Teaching Yoga Beyond the Poses: Confidence and Authenticity

by Sage Rountree and Alexandra DeSiato

When you feel nervous, insecure, afraid, or timid, it’s hard to be authentic. Nervous energy and anxiety are often read as inauthenticity, in part because they seem to transmit the idea that something is wrong. That’s a frustrating reality for those of us who by design of genetics tend toward anxiety! The good news is that yoga gives us some tools for that, especially breath. The other good news is that most of this nervous energy and anxiety can be mitigated by thorough preparation.

Preparation begets confidence. When you’ve calmly planned your class sequence, including ways to expand or contract it for time; when you’ve lined up your music and collated your quotes; when you’ve set out the props each student will need and taken a moment to greet each student as they arrive—then you’ll start class feeling confident. And if things go wrong, as they sometimes do, you’ll have a plan to get back on track. Thinking through the potential pitfalls will help boost your confidence.

Thoughtful planning begets confidence, and your confidence makes students feel safe. If you seem to know what you’re doing (even when you may not feel like you know what you’re doing!), then your students feel that they are safe to trust you to lead them through movement and philosophy. This is important: When students feel safe, they let go more, and they get more out of the practice. Consider your most-loved teachers: Don’t you trust them? And doesn’t this trust translate for you into a deeper experience of movement and relaxation?

Authenticity-from-confidence can also be something that develops over time, as you get a little more comfortable with your class and your students. When they come back time and again, revealing that they like and trust you, we bet you’ll find it easier to be yourself more fully with them.

Do People Want You to Be Genuine? Yes—and No

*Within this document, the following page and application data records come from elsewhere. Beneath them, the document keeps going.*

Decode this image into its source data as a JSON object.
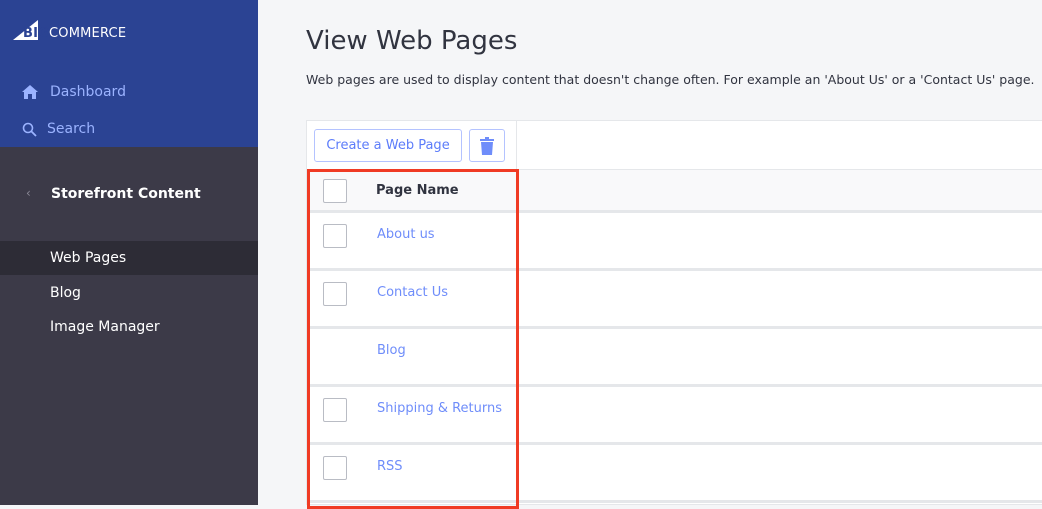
{
  "brand": {
    "logo_text": "BIGCOMMERCE"
  },
  "sidebar": {
    "top_items": [
      {
        "label": "Dashboard",
        "icon": "home-icon"
      },
      {
        "label": "Search",
        "icon": "search-icon"
      }
    ],
    "section": "Storefront Content",
    "items": [
      {
        "label": "Web Pages",
        "active": true
      },
      {
        "label": "Blog"
      },
      {
        "label": "Image Manager"
      }
    ]
  },
  "main": {
    "title": "View Web Pages",
    "description": "Web pages are used to display content that doesn't change often. For example an 'About Us' or a 'Contact Us' page.",
    "create_label": "Create a Web Page",
    "column_header": "Page Name",
    "rows": [
      {
        "name": "About us",
        "checkbox": true
      },
      {
        "name": "Contact Us",
        "checkbox": true
      },
      {
        "name": "Blog",
        "checkbox": false
      },
      {
        "name": "Shipping & Returns",
        "checkbox": true
      },
      {
        "name": "RSS",
        "checkbox": true
      }
    ]
  },
  "colors": {
    "sidebar_top": "#2b4393",
    "sidebar": "#3c3a48",
    "link": "#6f8dfa",
    "highlight": "#f03b24"
  }
}
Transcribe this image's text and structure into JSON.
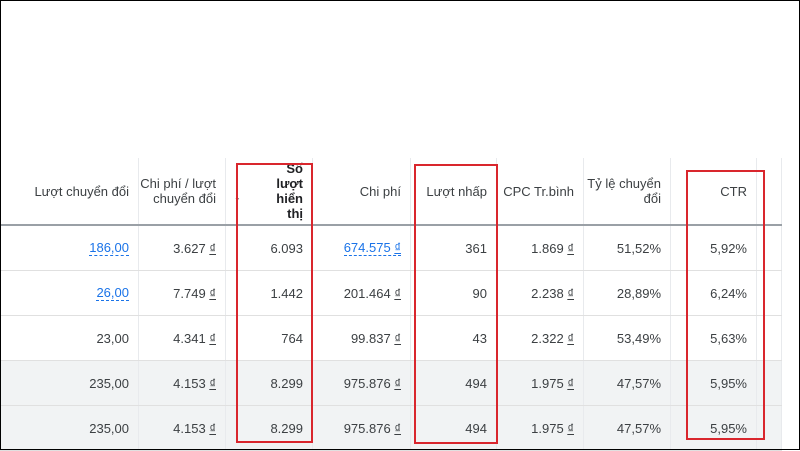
{
  "columns": [
    "Lượt chuyển đổi",
    "Chi phí / lượt chuyển đổi",
    "Số lượt hiển thị",
    "Chi phí",
    "Lượt nhấp",
    "CPC Tr.bình",
    "Tỷ lệ chuyển đổi",
    "CTR"
  ],
  "sort": {
    "column": "Số lượt hiển thị",
    "direction": "descending",
    "icon": "arrow-down-icon"
  },
  "currency_symbol": "₫",
  "rows": [
    {
      "conversions": "186,00",
      "cost_per_conv": "3.627",
      "impressions": "6.093",
      "cost": "674.575",
      "clicks": "361",
      "avg_cpc": "1.869",
      "conv_rate": "51,52%",
      "ctr": "5,92%"
    },
    {
      "conversions": "26,00",
      "cost_per_conv": "7.749",
      "impressions": "1.442",
      "cost": "201.464",
      "clicks": "90",
      "avg_cpc": "2.238",
      "conv_rate": "28,89%",
      "ctr": "6,24%"
    },
    {
      "conversions": "23,00",
      "cost_per_conv": "4.341",
      "impressions": "764",
      "cost": "99.837",
      "clicks": "43",
      "avg_cpc": "2.322",
      "conv_rate": "53,49%",
      "ctr": "5,63%"
    },
    {
      "conversions": "235,00",
      "cost_per_conv": "4.153",
      "impressions": "8.299",
      "cost": "975.876",
      "clicks": "494",
      "avg_cpc": "1.975",
      "conv_rate": "47,57%",
      "ctr": "5,95%"
    },
    {
      "conversions": "235,00",
      "cost_per_conv": "4.153",
      "impressions": "8.299",
      "cost": "975.876",
      "clicks": "494",
      "avg_cpc": "1.975",
      "conv_rate": "47,57%",
      "ctr": "5,95%"
    }
  ],
  "colors": {
    "link": "#1a73e8",
    "highlight_box": "#d9262d",
    "shaded_row": "#f1f3f4"
  }
}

Let’s start with the obvious: People want you to be genuinely you. They want to see your brand of humor, your compassion, and your values. When students return to your class, they do so because they’ve found something about you likeable, enjoyable, and sincere. They’re there for yoga, but specifically your take on yoga. Cultivating honesty and authenticity will help you find students who will most love your classes. Being your true self will help you connect to your true students.

Sometimes, though, your genuine self is angry or heartbroken or broke. Sometimes your genuine self is feeling really down. This is where the words “genuine” and “authentic” can be confusing in the context of another important word: professional. You are a professional teacher, and your job is teaching yoga. (That’s the case whether it’s a full-time job, part-time job, or hobby; when you agree to lead a class, professionalism comes with that responsibility.) Ostensibly, the students who attend your class are paying you to lead them. Generally, that payment is in money, but it may also be a trade for services or it may even be a free class, in which case students are paying with their time and attention.

If someone is paying you in any way to lead them through an inspiring yoga practice, there is definitely room for your authentic self. But you have to be sure that your authentic self doesn’t detract from the experience you’re trying to create.

Here’s what we mean. Imagine you show up for a massage ready to be quiet and let your stresses melt away and in need of deep tissue work for tight quads. You go to a massage therapist you really like and that you’ve been to before, but when you arrive, he is obviously distracted and seems sad. You ask, politely, if everything is okay, and he tells you he’s going through a significant breakup. Because he seems in need of care, and because you truly like this person, you ask questions and the two of you talk about his heartbreak through the massage. Because you are empathetic, you don’t remind him that your quads are really tight when he seems to have forgotten the deep-tissue work you need—he is distracted for a good reason. His heart is broken! At the end of the massage, he thanks you for being so supportive and kind. And you leave feeling kind for listening to him, but having given a lot of money and a lot of time for a service that didn’t quite meet what you needed. Would you go back? Would you feel a little bummed out to have spent your money and time on a massage that wasn’t great and that actually required you to expend energy?

As a teacher, don’t take up so much space that your students can’t relax or release or let go. Don’t share so much of your sadness or frustration or your troubles that your students feel the need to support you or lift you up. Don’t ask your students to give to you emotionally when part of your job as a professional yoga teacher is to give time and energy to your students. It is not an equal exchange of energy. Your students are not your friends. There are certainly ways to teach well when you’re in that empty-well place. But we don’t think taking energy from your students is very professional, even if it is genuine sometimes. So if you feel like you have to choose between the two things, genuine emotion or professionalism, choose the latter. Or get a sub.

Find out about programs with Sage Rountree at Kripalu.

From Teaching Yoga Beyond the Poses by Sage Rountree and Alexandra DeSiato, published by North Atlantic Books, copyright © 2019 by Sage Rountree and Alexandra DeSiato. Reprinted by permission of publisher.